PROBLEM DETAILS | Go through the lines below and copy any that hold the string "Windows".

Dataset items
* * * *

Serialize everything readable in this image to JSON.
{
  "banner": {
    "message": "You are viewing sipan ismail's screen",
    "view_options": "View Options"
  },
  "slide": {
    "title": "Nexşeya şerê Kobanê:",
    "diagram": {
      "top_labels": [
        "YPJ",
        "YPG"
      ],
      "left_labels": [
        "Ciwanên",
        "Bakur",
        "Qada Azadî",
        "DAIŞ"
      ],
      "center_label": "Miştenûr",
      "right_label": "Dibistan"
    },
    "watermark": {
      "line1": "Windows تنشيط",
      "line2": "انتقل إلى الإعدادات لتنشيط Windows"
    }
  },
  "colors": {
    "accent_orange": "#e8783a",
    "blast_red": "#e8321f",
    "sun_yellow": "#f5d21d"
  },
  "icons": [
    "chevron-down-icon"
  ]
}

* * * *

PROBLEM SOLUTION |
      "line1": "Windows تنشيط",
      "line2": "انتقل إلى الإعدادات لتنشيط Windows"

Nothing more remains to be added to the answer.